Items tagged phishing in 2009
Verified by Visa is training people to get phished. Searching for “Verified by Visa” on Twitter produces an endless stream of complaints. I don’t think I’ve ever heard anyone say anything good about it—and it certainly doesn’t make anything more secure. Presumably there’s some kind of legal liability benefit to it, though I imagine it benefits the card issuers rather than the consumer. # 11th November 2009, 10:47 am
Why an OAuth iframe is a Great Idea. Because users should a) learn to be phished and b) not even be given the option to avoid being phished if they know what they’re doing? No, no and thrice no. If you want to improve the experience, use a popup window so the user can still see the site they are signing in to in the background. # 16th July 2009, 8:29 pm
Ryan Janssen: Why an OAuth iframe is a Great Idea.[... 570 words]

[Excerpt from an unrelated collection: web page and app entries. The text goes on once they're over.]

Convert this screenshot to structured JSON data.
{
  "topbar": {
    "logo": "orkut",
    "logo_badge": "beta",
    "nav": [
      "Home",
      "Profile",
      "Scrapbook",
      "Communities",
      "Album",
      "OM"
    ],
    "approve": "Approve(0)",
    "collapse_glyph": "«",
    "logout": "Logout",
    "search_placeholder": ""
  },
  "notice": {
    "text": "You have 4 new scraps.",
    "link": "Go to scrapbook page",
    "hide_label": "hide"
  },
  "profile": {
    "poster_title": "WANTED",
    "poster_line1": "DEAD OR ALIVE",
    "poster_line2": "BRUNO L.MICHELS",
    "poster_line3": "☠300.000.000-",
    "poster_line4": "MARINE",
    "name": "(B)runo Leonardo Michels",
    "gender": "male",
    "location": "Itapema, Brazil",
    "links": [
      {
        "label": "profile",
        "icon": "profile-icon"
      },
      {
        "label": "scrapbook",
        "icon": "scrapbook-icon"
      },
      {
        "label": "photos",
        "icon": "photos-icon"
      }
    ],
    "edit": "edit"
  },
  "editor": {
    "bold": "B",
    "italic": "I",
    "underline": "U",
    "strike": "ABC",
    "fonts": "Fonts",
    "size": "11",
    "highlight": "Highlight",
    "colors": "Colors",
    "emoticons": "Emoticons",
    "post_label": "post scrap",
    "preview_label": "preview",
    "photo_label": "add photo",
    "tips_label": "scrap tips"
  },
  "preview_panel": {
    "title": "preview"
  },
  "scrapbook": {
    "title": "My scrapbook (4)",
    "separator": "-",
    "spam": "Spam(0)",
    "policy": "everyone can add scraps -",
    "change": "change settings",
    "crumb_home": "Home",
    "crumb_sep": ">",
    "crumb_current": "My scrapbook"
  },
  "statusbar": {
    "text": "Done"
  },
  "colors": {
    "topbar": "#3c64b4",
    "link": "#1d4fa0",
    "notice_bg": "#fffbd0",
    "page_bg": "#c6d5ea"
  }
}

The username/password key’s major disadvantage is that it open all the doors to the house. The OAuth key only opens a couple doors; the scope of the credentials is limited. That’s a benefit, to be sure, but in Twitter’s case, a malicious application that registered for OAuth with both read and write privileges can do most evil things a user might be worried about.